In 1998, eucalyptus trees in Southern California became the victim of a new pest in California, the Red Gum Lerp Psyllid. The pest primarily attacked two species of eucalyptus trees, the Red Gum and the Flooded Gum (Eucalyptus camaldulensis, Eucalyptus rudis). Arborists and pest advisors from the Forestry Division of the City of Los Angeles Department of Recreation and Parks Department, in conjunction with the Los Angeles County Entomology Division, the City of Los Angeles Department of Public Works, and the Los Angeles Zoo, coordinated efforts to battle the infestation.
By the end of May 1999, the Department of Recreation and Parks had released 1.5 million Ladybird Beetles (ladybugs) in valley Village Park (in the San Fernando Valley) in an effort to prevent the pest from spreading. In other parks, several infested eucalyptus trees were selected for treatment with Merit, an effective pest control product. Additionally, the departments of Recreation and Parks, Public Works, and the Zoo each contributed $10,000 to Dr. Donald Dahlsten, an entomology professor at the University of California, Berkeley, to research biological control of the new pest using environmentally friendly methods. Dr. Dahlsten researched and imported specific parasitic wasps from Australia and released them in the infested areas of Los Angeles over a period of three years.

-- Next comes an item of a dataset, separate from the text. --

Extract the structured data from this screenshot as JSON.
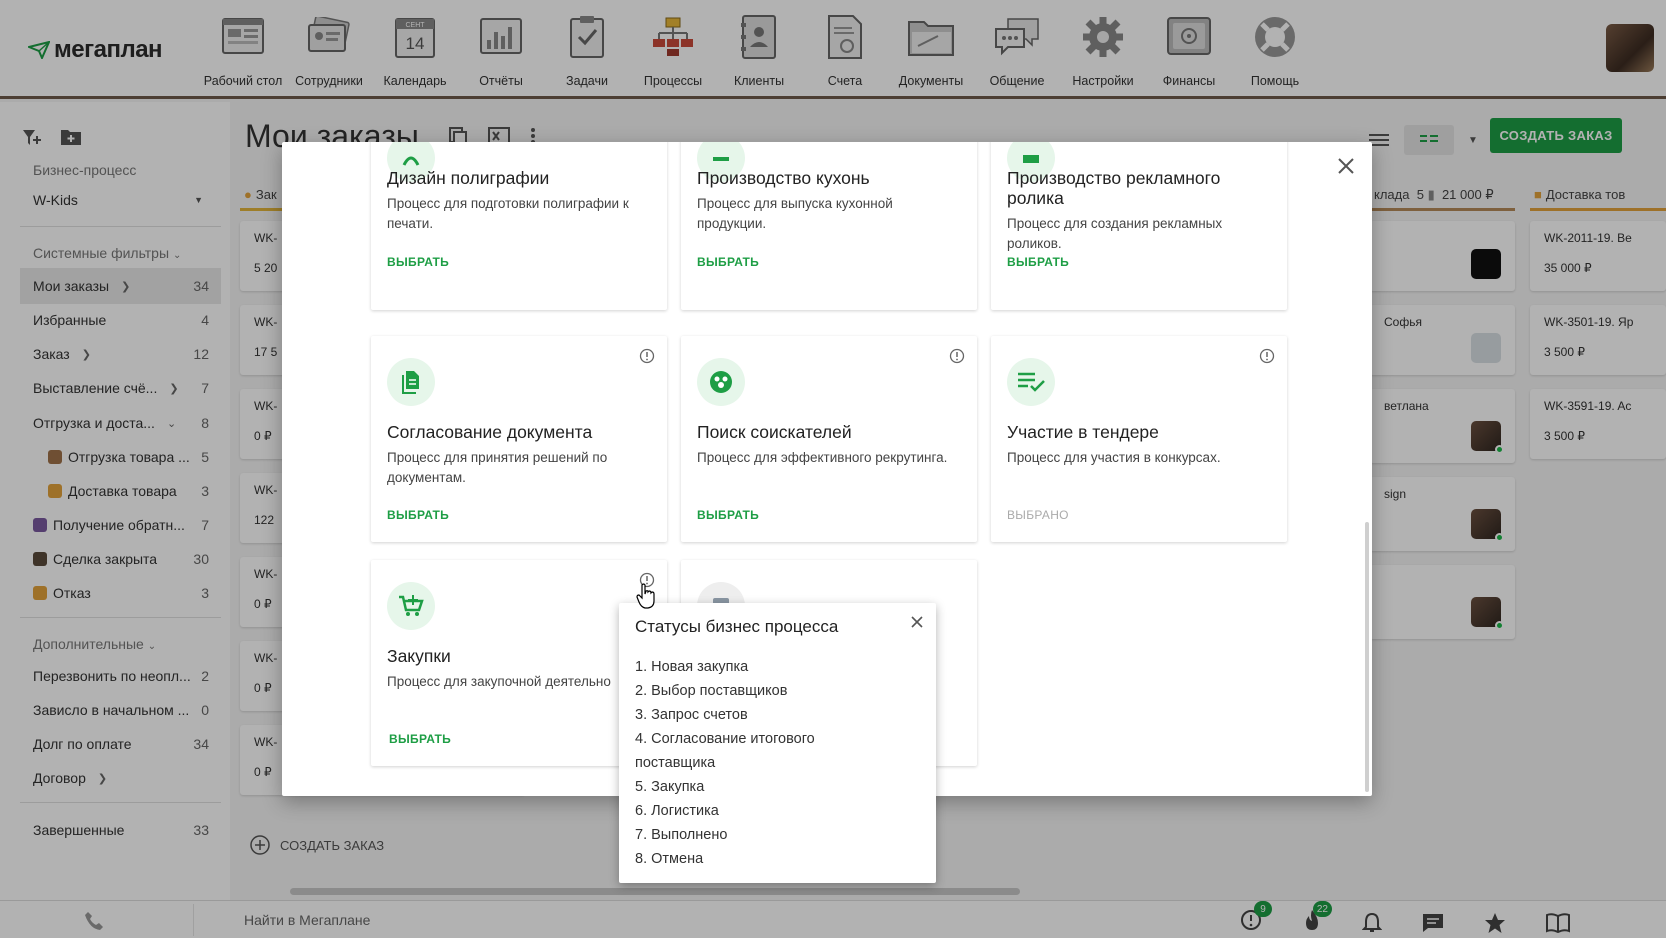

The efforts described above resulted in some benefits, but they were ultimately unsuccessful for many trees in our parks. In January 2002, additional funding provided by city officials allowed the Department of Recreation and Parks to hire a contractor to begin removing the dead trees.
The trees were evaluated for the level of hazard they presented, which ultimately resulted in over 5,000 of the most hazardous trees being removed. Forestry staff observed that individual trees responded differently to the stress caused by the Psyllid infestation. In addition to defoliation, the most common symptoms were splitting and peeling of bark shortly before dying. However, some of these trees have had green leaves develop from normal buds and do not show stress factors.
Other trees had chlorotic leaves, where the majority of the growth was epicormic, commonly known as "sucker growth." These trees were evaluated, and if additional structural defects were found, such as a history of failed branches, included bark, leaning trunks, V-crotches, the presence of decay in the root zone or trunk, or the tree was growing in an area visited frequently by the public, they were removed. An additional observation was made where the depletion of nutrients and failure of "recharging the storage" due to repetitious loss of leaves caused trees to respond by checking, which is the splitting of the main trunk's interior. This problem has increased the overall potential for tree failure.
The removal of trees with limited resources to replant presented a significant challenge to both the Department (Recreation and Parks) and the public. Request to fund reforestation efforts is submitted in annual budget requests. Concurrently, the Department has evaluated all of its park sites for the opportunity to plant young trees. The existing tree species palette was analyzed and it was determined that many of the current tree species will not be replaced after they die, but rather another species will be introduced which has proven to be more successful or is better suited to the native plant palette of the watershed where that park is situated. A broader variety of species in the parks will increase the biodiversity and sustainability. Also, a loss due to an unknown plague such as with the eucalyptus trees, will be minimized.
Please call the Forestry Division at (213) 485-4826 to obtain more detailed information about the infestation, our Department's preventative measures, and reforestation program.